» **DATA EXTRACTS**:
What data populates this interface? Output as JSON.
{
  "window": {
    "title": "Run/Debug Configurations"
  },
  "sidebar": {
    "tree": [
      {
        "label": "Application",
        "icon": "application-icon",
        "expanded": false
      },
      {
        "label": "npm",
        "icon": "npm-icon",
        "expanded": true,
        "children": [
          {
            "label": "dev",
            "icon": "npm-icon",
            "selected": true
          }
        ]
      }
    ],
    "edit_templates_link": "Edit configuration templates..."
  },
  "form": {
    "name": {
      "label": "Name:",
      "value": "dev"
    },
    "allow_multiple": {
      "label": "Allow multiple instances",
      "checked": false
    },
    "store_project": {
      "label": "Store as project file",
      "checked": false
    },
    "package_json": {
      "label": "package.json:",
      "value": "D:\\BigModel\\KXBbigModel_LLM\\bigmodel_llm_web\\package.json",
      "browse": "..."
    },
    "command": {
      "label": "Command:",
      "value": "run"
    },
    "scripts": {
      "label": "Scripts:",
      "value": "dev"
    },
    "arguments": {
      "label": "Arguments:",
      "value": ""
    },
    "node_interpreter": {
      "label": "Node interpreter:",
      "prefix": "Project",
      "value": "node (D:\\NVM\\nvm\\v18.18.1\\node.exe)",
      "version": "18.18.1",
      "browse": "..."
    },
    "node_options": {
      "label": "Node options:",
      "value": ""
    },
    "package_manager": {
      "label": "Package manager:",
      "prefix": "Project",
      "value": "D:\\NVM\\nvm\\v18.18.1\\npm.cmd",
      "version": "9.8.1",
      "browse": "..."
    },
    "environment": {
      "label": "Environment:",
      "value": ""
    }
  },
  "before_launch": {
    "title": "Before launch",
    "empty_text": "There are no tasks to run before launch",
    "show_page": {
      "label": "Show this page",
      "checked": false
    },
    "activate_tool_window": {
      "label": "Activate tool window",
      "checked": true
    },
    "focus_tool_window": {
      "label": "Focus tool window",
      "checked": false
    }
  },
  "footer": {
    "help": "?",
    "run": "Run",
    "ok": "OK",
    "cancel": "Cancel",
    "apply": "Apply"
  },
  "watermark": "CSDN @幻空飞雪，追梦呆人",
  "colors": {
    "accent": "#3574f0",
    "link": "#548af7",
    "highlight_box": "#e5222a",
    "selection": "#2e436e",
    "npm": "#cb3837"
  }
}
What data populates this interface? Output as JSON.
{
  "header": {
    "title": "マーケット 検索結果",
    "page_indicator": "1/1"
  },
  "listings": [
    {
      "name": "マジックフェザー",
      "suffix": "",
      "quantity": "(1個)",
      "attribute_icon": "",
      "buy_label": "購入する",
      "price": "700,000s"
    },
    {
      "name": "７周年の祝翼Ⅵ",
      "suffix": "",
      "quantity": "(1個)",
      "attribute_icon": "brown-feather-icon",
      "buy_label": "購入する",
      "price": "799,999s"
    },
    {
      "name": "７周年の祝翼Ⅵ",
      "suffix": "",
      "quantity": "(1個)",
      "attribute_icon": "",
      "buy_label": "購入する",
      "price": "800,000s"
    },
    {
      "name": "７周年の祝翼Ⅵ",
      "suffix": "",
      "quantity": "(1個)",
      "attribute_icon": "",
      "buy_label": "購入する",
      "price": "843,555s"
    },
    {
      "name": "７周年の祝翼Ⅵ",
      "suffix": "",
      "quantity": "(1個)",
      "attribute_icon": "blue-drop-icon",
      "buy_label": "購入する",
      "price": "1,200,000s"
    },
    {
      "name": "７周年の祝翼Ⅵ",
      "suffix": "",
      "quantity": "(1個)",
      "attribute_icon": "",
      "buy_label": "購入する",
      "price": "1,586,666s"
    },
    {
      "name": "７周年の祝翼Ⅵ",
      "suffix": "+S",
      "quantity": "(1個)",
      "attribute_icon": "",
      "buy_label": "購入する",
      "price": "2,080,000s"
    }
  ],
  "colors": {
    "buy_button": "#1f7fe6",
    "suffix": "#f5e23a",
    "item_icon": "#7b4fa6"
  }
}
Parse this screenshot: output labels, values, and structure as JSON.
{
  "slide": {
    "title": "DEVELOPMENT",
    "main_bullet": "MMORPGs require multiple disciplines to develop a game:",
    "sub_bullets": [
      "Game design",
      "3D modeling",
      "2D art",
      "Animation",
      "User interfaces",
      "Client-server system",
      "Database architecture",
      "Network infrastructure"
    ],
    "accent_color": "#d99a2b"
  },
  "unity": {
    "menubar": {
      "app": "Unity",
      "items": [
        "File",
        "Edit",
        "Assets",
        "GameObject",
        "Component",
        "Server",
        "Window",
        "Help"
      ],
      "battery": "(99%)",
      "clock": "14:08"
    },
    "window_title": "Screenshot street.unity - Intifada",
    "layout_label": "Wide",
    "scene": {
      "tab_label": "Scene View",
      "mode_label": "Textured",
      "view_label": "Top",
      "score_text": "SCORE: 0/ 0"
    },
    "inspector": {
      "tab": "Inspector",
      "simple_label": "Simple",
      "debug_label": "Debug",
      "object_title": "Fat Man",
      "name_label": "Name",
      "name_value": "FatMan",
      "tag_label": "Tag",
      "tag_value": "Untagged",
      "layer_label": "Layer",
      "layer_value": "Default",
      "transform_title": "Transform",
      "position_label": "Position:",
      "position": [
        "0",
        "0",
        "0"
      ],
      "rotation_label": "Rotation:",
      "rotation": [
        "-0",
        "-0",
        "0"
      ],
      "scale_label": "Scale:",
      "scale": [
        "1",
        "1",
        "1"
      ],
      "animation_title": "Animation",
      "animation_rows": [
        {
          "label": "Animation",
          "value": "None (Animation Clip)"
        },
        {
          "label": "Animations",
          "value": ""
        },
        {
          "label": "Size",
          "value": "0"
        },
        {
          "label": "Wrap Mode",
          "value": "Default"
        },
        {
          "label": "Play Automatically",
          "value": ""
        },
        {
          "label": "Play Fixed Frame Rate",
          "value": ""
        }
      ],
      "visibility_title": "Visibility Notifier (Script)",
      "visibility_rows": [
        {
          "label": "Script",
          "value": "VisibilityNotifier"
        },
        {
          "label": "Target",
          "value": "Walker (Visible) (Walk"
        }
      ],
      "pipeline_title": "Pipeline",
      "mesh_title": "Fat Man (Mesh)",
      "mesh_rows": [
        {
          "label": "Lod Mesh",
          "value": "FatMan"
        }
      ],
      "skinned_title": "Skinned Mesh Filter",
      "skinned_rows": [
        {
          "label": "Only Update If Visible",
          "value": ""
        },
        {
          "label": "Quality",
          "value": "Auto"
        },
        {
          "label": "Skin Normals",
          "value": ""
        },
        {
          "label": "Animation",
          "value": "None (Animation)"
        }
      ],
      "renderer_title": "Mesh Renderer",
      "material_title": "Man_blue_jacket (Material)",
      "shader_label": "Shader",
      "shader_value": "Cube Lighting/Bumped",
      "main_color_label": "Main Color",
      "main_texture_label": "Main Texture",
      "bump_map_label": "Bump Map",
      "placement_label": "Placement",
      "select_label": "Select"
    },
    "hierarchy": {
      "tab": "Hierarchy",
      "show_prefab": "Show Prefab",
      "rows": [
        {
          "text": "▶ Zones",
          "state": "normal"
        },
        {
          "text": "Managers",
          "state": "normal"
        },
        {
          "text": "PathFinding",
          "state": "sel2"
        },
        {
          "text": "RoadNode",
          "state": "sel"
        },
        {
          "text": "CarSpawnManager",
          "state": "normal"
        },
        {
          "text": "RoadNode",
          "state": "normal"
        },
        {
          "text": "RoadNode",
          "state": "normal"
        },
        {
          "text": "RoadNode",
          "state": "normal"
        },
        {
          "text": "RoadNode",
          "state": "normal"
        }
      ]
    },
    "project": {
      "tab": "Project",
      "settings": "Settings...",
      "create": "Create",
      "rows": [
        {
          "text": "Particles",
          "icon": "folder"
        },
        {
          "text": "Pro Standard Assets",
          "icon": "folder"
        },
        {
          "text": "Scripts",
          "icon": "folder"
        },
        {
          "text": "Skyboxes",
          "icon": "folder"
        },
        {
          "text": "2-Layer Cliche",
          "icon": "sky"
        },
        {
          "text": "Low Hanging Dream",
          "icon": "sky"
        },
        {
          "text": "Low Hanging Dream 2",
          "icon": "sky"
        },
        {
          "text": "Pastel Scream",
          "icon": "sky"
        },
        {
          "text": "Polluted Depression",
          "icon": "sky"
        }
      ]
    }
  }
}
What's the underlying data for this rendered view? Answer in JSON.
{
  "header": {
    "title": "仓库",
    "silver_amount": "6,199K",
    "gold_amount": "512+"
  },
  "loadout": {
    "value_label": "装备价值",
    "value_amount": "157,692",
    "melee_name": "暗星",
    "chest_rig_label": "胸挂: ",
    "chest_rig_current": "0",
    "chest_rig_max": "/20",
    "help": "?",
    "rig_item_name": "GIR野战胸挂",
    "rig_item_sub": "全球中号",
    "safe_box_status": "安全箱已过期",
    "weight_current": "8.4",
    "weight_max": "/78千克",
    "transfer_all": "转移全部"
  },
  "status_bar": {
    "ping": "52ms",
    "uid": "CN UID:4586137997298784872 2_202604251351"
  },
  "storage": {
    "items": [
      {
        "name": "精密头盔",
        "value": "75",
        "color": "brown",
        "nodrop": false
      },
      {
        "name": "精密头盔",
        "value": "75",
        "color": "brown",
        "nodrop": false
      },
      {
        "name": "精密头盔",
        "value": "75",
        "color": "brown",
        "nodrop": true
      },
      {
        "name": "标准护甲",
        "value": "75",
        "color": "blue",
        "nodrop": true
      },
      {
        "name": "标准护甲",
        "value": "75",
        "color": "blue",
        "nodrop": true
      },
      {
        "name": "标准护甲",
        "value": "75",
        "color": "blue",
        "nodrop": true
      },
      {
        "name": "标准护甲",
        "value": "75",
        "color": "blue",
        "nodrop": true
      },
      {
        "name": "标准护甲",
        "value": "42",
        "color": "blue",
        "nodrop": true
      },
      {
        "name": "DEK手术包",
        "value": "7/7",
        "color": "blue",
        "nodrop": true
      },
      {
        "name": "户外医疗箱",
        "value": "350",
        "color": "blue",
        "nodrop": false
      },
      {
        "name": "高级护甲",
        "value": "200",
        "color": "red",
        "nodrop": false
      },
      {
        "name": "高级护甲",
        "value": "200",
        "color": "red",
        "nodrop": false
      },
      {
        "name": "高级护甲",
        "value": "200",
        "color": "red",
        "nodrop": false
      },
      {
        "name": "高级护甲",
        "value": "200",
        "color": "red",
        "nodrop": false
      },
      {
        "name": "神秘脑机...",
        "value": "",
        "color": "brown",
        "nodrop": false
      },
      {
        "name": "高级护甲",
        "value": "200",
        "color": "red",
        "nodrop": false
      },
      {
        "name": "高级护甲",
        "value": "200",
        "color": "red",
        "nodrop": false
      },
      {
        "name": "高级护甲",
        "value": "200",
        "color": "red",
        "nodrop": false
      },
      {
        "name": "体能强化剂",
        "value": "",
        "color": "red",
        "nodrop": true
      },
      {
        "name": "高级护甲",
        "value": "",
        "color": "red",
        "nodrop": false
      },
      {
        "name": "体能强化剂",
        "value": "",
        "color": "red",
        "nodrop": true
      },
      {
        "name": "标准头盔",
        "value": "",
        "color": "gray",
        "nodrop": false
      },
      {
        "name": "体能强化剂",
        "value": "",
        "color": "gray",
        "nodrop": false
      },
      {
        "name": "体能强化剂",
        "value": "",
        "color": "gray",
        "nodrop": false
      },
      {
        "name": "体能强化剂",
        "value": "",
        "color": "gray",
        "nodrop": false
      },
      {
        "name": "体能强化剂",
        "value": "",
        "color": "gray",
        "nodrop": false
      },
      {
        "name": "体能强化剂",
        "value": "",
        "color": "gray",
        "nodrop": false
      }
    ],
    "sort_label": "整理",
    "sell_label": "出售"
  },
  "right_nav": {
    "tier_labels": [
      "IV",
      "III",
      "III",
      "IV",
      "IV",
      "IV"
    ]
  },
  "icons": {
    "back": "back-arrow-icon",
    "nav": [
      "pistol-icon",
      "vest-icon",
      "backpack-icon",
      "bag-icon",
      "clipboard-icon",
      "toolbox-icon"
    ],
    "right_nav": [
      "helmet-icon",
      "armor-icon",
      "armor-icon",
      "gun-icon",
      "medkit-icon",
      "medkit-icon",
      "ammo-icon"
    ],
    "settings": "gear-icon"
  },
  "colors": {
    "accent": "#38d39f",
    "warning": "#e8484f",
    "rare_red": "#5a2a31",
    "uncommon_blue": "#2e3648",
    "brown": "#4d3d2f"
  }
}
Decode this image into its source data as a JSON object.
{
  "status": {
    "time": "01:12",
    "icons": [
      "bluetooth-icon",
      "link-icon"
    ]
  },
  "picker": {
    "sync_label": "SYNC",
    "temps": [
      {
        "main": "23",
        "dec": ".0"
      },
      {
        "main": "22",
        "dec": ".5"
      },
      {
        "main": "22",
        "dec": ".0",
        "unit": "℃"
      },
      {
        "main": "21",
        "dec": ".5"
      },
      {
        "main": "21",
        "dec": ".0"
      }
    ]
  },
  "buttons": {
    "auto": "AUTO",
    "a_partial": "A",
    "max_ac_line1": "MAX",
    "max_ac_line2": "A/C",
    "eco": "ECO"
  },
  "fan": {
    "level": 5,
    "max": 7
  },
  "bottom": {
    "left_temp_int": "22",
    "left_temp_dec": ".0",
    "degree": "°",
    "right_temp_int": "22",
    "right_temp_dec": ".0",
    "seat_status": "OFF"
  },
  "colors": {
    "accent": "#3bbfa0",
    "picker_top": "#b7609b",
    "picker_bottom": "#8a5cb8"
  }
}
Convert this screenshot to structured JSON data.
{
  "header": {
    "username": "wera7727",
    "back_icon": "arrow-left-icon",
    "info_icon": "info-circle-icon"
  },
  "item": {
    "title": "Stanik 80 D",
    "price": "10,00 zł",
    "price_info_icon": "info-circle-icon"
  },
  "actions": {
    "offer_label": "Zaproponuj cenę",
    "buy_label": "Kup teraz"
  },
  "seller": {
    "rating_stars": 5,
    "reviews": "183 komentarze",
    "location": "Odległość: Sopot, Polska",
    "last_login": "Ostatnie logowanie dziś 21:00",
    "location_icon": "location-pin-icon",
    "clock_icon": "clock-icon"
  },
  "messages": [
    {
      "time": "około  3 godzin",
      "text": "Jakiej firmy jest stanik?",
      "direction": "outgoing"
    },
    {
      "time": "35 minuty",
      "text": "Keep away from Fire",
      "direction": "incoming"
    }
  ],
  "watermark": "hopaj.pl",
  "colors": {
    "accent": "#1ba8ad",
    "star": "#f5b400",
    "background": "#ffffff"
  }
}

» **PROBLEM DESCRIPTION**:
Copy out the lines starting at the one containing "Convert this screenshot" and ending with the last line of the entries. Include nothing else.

» **FINISHED TASK**:
Convert this screenshot to structured JSON data.
{
  "header": {
    "username": "wera7727",
    "back_icon": "arrow-left-icon",
    "info_icon": "info-circle-icon"
  },
  "item": {
    "title": "Stanik 80 D",
    "price": "10,00 zł",
    "price_info_icon": "info-circle-icon"
  },
  "actions": {
    "offer_label": "Zaproponuj cenę",
    "buy_label": "Kup teraz"
  },
  "seller": {
    "rating_stars": 5,
    "reviews": "183 komentarze",
    "location": "Odległość: Sopot, Polska",
    "last_login": "Ostatnie logowanie dziś 21:00",
    "location_icon": "location-pin-icon",
    "clock_icon": "clock-icon"
  },
  "messages": [
    {
      "time": "około  3 godzin",
      "text": "Jakiej firmy jest stanik?",
      "direction": "outgoing"
    },
    {
      "time": "35 minuty",
      "text": "Keep away from Fire",
      "direction": "incoming"
    }
  ],
  "watermark": "hopaj.pl",
  "colors": {
    "accent": "#1ba8ad",
    "star": "#f5b400",
    "background": "#ffffff"
  }
}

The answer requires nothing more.